* **Entries taken from a collection**

-.-.-

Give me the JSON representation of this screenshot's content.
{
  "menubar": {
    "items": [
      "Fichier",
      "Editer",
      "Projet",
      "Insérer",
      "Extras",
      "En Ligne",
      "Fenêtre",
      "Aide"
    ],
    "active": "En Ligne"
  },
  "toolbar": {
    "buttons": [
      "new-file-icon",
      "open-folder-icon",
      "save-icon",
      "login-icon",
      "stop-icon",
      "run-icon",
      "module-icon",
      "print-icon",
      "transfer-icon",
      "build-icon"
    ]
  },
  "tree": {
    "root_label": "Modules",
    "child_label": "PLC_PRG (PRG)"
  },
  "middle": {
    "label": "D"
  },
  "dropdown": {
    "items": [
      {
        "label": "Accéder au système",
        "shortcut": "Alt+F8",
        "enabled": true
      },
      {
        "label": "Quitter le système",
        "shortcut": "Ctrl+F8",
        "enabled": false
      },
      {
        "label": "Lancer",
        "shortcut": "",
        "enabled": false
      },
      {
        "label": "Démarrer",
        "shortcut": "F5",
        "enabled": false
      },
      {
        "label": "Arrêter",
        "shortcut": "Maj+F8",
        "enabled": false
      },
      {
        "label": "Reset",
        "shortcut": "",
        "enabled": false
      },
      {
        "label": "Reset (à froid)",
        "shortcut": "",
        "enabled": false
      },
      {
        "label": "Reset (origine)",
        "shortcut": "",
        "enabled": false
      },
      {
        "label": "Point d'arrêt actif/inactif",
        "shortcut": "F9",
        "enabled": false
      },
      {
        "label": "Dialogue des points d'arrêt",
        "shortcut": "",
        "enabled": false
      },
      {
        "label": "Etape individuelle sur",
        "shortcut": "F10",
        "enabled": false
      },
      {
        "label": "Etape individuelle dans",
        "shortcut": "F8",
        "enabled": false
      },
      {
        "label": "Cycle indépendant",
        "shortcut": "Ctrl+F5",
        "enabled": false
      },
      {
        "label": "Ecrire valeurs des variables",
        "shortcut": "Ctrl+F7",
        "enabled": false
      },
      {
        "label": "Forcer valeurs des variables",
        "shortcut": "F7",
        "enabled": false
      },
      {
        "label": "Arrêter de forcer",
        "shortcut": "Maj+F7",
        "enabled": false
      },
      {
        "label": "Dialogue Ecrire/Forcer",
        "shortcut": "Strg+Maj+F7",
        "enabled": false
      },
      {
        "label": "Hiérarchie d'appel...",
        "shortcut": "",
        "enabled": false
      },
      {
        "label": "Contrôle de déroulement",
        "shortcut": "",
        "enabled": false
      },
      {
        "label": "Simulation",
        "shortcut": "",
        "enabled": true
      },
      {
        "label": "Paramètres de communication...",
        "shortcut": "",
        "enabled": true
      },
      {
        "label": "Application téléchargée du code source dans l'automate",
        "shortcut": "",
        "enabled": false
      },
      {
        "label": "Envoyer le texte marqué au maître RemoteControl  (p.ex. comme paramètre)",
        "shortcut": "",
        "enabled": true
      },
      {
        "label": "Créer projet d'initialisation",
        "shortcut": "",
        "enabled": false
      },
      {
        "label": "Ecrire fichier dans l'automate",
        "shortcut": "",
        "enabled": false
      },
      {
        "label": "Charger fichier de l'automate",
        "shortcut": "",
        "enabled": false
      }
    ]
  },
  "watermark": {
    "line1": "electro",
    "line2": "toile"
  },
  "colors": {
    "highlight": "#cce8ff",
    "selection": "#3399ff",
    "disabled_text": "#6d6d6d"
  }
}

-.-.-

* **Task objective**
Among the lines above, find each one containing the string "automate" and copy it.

* **Final answer**
        "label": "Application téléchargée du code source dans l'automate",
        "label": "Ecrire fichier dans l'automate",
        "label": "Charger fichier de l'automate",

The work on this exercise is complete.